It is a "misshapen lump of ice and dust swinging in a wide circuit round the Sun at around 34,175 mph (55,000 kmh)". It also is being quietly dubbed the 'rubber duck' comet. (it does look just like a rubber duckie)
Many scientists believe that studying a comet like this can be one way of unlocking the mysteries of the origins of life itself. The thought being that organic materials likely crashed into Earth untold millions, billions of years ago, seeding micro-somethings that eventually blossomed the entirety of life on Earth! It's just one theory of many, in regards to the origins of life. But, even if that's not how it happened, much can be learned and gained by studying a comet in real time. And Rosetta will have 17 months of real time in which to do just that. The probe and the comet will be in locked orbit, as they both are hurled ever closer to the sun.

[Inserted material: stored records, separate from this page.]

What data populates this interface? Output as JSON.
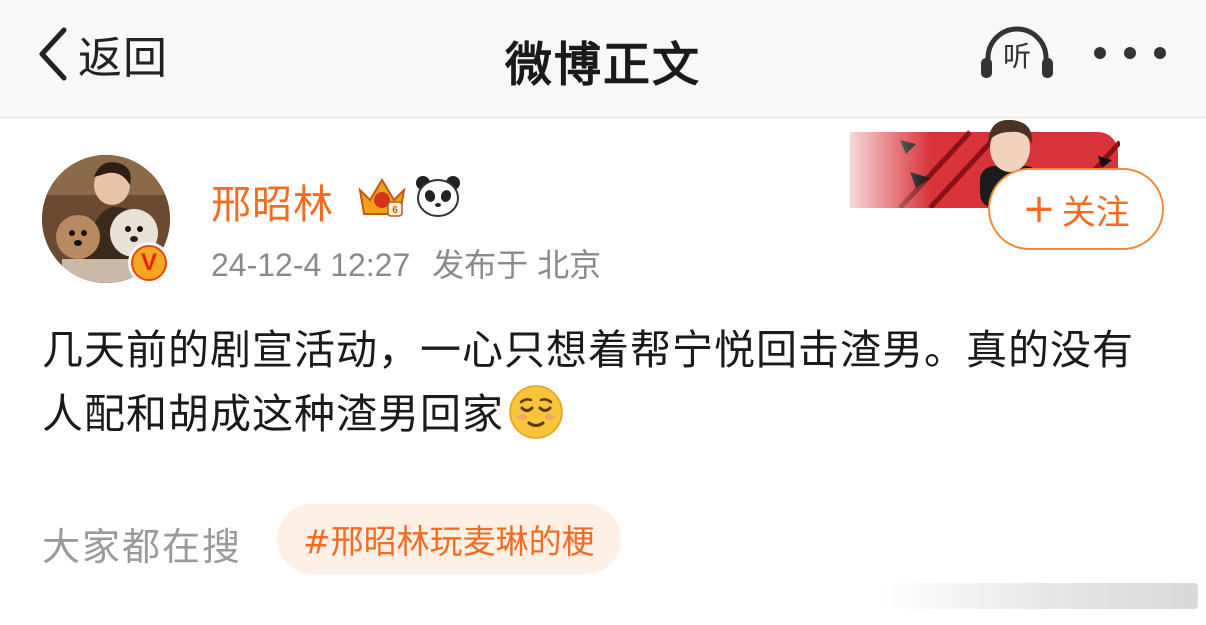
{
  "nav": {
    "back_label": "返回",
    "title": "微博正文",
    "listen_label": "听"
  },
  "user": {
    "name": "邢昭林",
    "verified_mark": "V",
    "timestamp": "24-12-4 12:27",
    "location": "发布于 北京",
    "follow_label": "关注",
    "follow_plus": "+"
  },
  "post": {
    "text": "几天前的剧宣活动，一心只想着帮宁悦回击渣男。真的没有人配和胡成这种渣男回家",
    "emoji": "relieved-face-icon"
  },
  "hot_search": {
    "label": "大家都在搜",
    "topic": "#邢昭林玩麦琳的梗"
  },
  "colors": {
    "accent": "#f36c22",
    "pill_bg": "#fef0e4",
    "nav_bg": "#f8f8f8",
    "meta": "#8a8a8a"
  }
}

The ten year journey for Rosetta to get to 67P has been a wild and interesting ride. The spacecraft has ventured about 4 billion miles across the asteroid belt and more than five times the Earth's distance from the Sun. The scientists involved have even used a few planets' gravitational forces in our solar system to help propel Rosetta ever faster (and with less need for internal power combustion) toward the comet. Also of note, its being run be solar power at the moment, with just enough energy contained to heat the equipment on board, to adjust to the frigid temperatures of deep space.
Come November, the little robot Philae will try and land on the comet. Between then and now though, who knows what cool pictures and developments will take place. To keep up with all that, use this NASA link: